• **GIVEN ENTRIES**
----------------------------------------
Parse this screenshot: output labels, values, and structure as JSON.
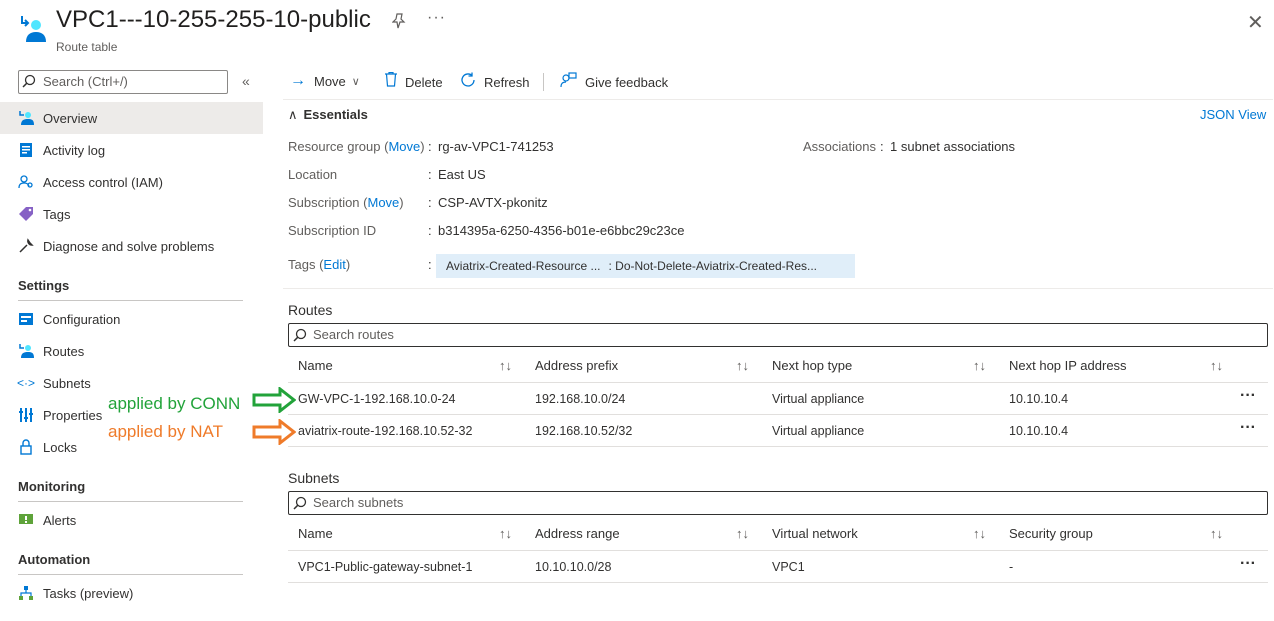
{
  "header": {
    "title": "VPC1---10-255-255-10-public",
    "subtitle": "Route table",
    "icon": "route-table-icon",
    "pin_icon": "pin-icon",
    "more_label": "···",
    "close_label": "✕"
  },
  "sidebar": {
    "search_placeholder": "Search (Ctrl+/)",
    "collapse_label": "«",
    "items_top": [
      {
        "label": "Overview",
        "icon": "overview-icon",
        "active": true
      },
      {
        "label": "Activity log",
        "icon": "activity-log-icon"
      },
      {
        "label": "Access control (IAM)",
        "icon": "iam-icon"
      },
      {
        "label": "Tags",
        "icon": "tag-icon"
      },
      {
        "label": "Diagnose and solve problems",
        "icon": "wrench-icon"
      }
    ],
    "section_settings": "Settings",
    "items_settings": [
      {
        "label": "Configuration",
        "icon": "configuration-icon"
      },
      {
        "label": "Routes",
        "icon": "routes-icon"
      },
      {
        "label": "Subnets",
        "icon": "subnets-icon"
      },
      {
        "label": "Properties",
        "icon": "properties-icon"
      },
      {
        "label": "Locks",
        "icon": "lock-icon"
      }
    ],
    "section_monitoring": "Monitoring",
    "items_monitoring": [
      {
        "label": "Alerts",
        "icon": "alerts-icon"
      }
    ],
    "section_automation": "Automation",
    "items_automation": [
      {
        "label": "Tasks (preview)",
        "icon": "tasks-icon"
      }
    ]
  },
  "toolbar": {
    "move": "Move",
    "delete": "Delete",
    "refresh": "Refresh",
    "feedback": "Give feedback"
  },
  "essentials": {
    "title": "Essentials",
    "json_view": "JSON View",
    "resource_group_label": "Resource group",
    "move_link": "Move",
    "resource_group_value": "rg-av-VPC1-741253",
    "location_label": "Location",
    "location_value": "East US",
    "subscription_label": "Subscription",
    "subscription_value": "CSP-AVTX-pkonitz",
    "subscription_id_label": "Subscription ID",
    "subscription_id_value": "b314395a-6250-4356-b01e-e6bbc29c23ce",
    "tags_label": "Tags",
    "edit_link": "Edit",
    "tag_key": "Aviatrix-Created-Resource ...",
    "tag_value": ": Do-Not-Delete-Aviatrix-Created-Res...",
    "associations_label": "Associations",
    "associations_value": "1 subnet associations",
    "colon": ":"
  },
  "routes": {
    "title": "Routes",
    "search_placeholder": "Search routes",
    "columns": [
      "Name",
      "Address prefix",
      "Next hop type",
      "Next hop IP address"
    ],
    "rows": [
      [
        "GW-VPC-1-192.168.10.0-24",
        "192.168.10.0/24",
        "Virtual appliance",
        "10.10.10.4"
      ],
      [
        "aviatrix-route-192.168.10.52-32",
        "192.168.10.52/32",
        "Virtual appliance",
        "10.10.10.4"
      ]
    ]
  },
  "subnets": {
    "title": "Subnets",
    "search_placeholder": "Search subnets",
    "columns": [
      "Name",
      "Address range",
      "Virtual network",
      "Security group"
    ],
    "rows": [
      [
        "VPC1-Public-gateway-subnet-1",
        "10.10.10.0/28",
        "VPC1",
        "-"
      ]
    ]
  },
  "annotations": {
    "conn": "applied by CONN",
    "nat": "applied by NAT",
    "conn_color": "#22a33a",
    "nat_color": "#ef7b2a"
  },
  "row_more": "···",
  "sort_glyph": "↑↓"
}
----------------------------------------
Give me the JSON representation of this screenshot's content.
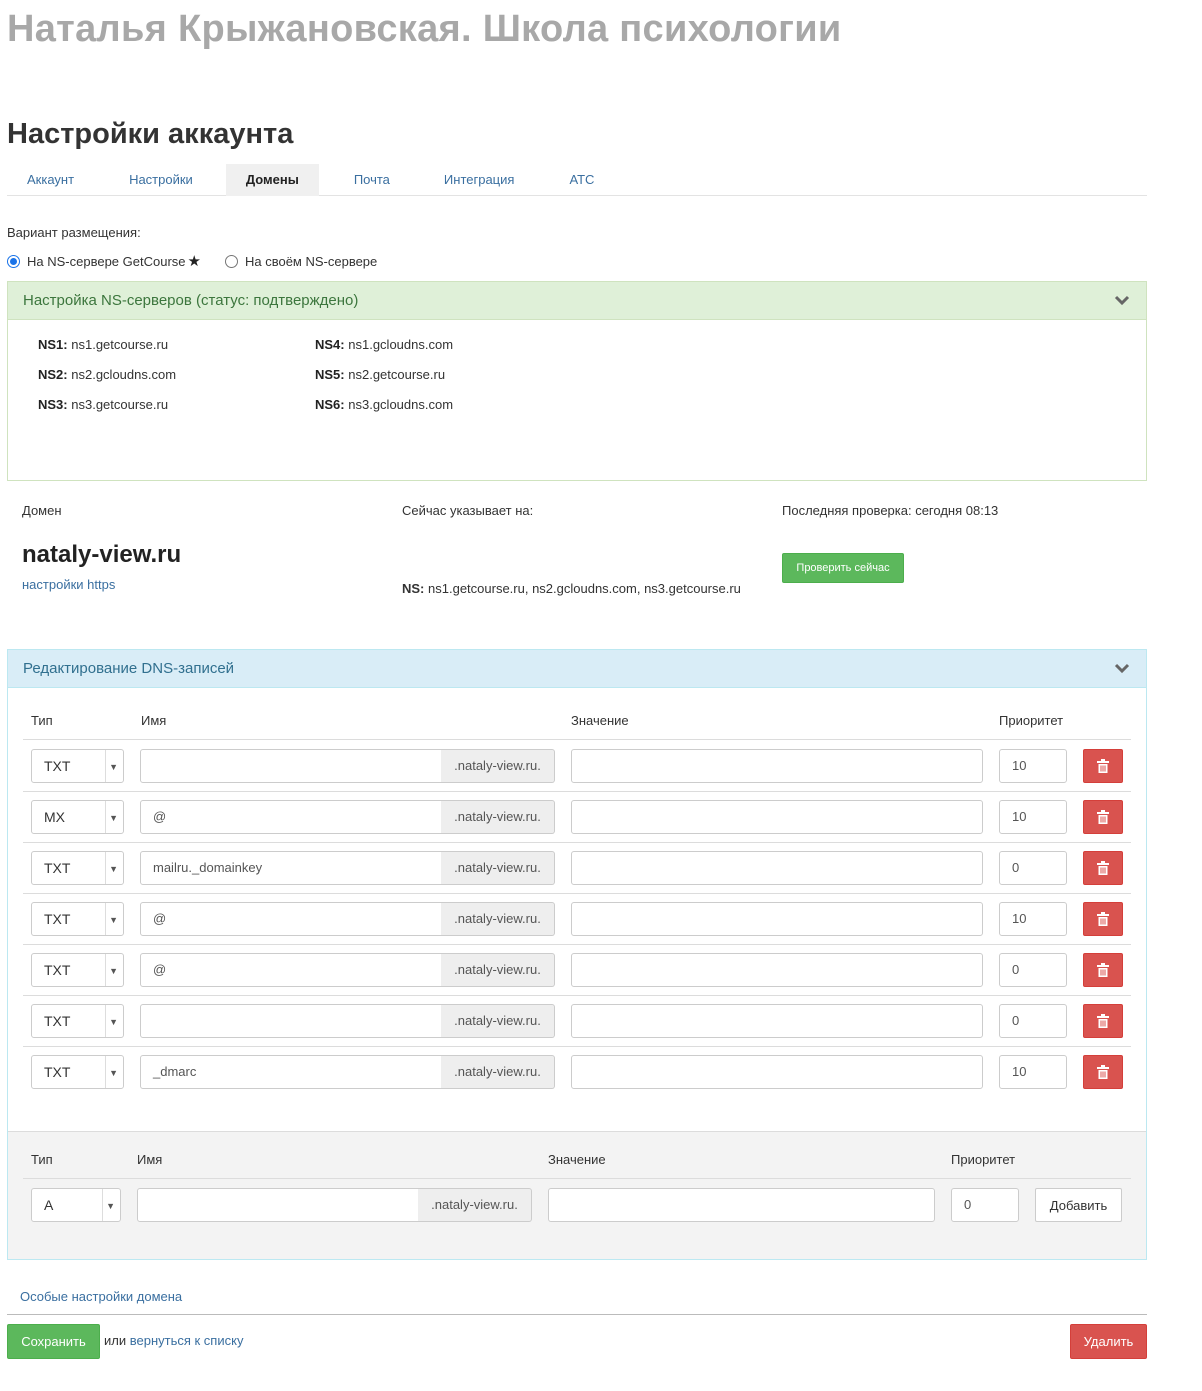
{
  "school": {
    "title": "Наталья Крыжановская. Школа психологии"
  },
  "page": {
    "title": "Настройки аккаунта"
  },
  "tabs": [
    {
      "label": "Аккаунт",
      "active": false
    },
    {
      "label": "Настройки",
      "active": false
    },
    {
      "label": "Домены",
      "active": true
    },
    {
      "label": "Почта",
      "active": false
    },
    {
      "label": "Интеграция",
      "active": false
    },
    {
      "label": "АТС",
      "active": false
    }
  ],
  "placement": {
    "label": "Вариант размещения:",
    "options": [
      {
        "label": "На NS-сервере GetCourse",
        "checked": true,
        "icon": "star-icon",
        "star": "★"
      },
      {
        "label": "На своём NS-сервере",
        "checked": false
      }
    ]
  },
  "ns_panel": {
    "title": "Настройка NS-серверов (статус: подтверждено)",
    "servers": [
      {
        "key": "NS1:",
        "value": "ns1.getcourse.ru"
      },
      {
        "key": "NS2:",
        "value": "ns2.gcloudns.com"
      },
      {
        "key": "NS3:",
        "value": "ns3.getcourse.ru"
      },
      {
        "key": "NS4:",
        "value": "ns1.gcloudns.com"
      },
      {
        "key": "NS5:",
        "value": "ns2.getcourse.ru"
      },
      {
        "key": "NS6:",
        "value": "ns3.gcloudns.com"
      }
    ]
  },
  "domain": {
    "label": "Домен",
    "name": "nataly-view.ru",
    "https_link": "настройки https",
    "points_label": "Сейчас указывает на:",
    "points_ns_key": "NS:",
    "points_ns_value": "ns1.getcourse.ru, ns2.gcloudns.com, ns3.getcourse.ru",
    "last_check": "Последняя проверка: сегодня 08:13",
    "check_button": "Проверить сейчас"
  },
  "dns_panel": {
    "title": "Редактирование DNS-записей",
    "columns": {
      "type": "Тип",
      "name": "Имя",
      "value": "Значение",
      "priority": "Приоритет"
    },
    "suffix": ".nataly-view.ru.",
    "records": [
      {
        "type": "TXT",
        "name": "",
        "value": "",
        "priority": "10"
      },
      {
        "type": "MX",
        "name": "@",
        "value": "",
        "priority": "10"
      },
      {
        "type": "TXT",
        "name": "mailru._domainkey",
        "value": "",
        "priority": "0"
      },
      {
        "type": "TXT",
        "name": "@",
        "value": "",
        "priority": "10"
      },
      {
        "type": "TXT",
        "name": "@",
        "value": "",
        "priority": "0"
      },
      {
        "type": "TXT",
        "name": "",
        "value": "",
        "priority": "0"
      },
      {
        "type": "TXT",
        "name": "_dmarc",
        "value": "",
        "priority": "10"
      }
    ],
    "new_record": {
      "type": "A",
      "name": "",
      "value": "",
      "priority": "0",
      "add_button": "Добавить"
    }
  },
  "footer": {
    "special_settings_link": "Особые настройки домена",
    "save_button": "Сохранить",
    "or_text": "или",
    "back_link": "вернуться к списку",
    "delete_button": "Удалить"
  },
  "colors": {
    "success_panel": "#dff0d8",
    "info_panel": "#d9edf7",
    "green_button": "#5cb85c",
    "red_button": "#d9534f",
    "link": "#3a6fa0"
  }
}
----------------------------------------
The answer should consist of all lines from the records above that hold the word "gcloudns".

        "value": "ns2.gcloudns.com"
        "value": "ns1.gcloudns.com"
        "value": "ns3.gcloudns.com"
    "points_ns_value": "ns1.getcourse.ru, ns2.gcloudns.com, ns3.getcourse.ru",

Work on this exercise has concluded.